ACTIVITY:
In the data below, which lines contain "value"? List them by copying each one.

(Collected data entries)
--------------------
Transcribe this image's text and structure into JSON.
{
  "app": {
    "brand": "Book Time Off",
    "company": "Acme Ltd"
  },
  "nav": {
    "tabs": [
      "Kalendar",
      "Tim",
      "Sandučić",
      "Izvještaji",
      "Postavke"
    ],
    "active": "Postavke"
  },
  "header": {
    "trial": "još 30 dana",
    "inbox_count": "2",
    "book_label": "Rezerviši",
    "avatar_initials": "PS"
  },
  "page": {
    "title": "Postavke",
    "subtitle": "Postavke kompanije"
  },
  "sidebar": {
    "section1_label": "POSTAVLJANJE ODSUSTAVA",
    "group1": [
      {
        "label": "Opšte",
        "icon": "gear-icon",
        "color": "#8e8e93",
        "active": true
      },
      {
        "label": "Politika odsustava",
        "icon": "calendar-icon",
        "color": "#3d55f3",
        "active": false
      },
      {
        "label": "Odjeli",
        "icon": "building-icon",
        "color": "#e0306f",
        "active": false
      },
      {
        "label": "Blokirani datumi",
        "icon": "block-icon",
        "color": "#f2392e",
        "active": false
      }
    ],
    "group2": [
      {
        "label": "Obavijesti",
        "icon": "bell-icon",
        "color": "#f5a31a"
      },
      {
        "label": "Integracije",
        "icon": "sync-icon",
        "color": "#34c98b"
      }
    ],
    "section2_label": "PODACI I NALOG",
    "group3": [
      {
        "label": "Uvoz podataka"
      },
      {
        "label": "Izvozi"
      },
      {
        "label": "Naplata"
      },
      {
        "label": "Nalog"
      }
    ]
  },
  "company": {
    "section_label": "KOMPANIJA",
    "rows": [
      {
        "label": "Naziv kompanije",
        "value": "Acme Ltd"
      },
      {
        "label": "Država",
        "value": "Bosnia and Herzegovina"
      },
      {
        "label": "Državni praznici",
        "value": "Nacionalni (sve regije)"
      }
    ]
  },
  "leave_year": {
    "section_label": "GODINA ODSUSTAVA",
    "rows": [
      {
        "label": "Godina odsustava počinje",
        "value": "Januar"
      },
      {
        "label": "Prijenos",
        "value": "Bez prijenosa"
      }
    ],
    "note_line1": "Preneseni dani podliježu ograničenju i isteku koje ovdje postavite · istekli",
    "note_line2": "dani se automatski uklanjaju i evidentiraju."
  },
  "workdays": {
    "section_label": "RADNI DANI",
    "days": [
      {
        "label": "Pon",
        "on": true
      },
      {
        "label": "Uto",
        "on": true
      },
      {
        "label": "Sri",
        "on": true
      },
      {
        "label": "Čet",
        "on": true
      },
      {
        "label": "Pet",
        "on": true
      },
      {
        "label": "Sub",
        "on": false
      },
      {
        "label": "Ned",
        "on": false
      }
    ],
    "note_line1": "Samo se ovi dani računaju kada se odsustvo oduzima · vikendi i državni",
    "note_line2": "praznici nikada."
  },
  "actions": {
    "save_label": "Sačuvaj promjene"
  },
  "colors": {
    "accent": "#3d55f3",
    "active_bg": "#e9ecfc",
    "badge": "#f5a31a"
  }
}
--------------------
ANSWER BELOW:
        "value": "Acme Ltd"
        "value": "Bosnia and Herzegovina"
        "value": "Nacionalni (sve regije)"
        "value": "Januar"
        "value": "Bez prijenosa"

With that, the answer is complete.